Great Plants for Hot and Sunny Locations
By Kerry Ann Mendez
Some sun-loving plants do better with less: less water, less fertilizer, less attention from you. This elite group of "sun warriors" can handle intense midday sun without slouching. The beautiful flowers elicit smiles from gardeners and pollinators alike. If you have gardens (especially those with sandy soil) that are exposed to blistering heat near south or west facing walls, stone patios, sidewalks, driveways, or retaining walls, then you need to enlist water-conservative superstars.
Plants that can tolerate this type of abuse commonly share one or more of the following characteristics: small leaves, gray or silver foliage, succulent, waxy or "fuzzy" leaves, a deep tap root, extensive fibrous root system or large storage roots (i.e. Peony). But don't be unrealistic – even drought tolerant troopers like these are going to need consistent watering the first season as their roots become established.
Below are a few gorgeous "desert-like" perennials that I like to use in these situations:
Yarrow (Achillea) - Most Yarrow have flat flowers that are ideal landing pads for butterflies. They also offer many flower colors, sport striking silver or green leaves and are deer resistant.
Carnation (Dianthus) - Available in many colors, the blooms of Dianthus can be single or multi-petalled and appear amid blue or green leaves. Some cultivars are more fragrant than others. Another deer resistant choice!
False Blue Indigo (Baptisia) - Available in many flower colors, Baptisia also offers attractive black seed heads and will be deer resistant.
Ice Plant (Delosperma) - These plants produce succulent leaves along with flowers in a variety of shades. Many varieties will serve as slow mat-like groundcovers and all are deer resistant.
About the Author
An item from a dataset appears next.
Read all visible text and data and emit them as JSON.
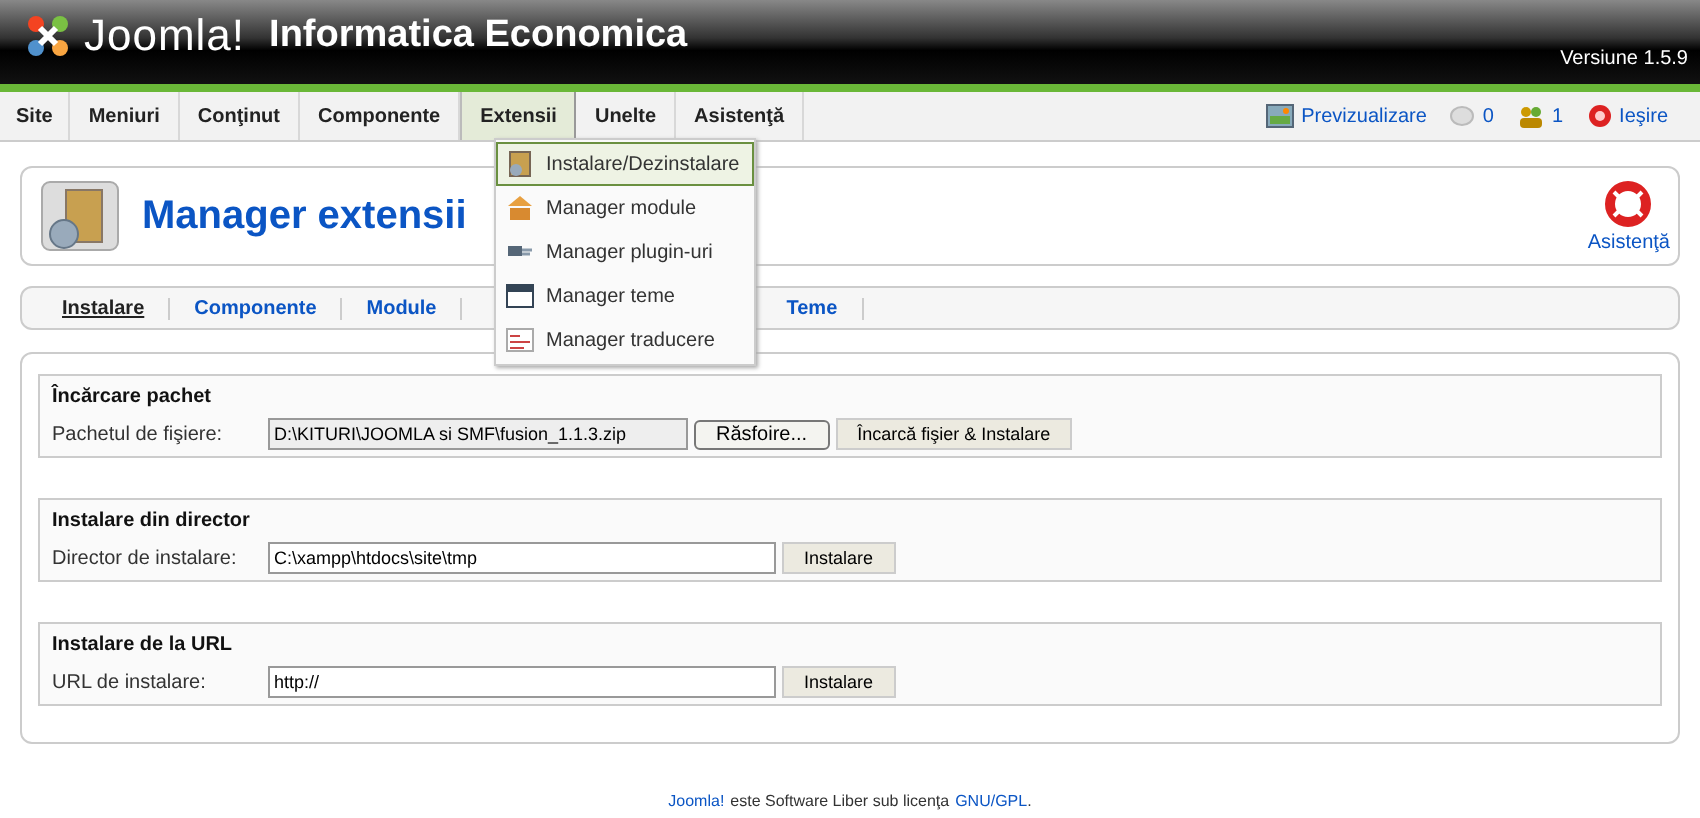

KERRY ANN MENDEZ is an award-winning garden educator, author and design consultant based in southern Maine. Her latest book is The Budget-Wise Gardener. You'll now find her at Estabrook's consulting on garden design, answering your gardening questions and much more. Plus, check out her Garden Webinar series for more tips and tricks.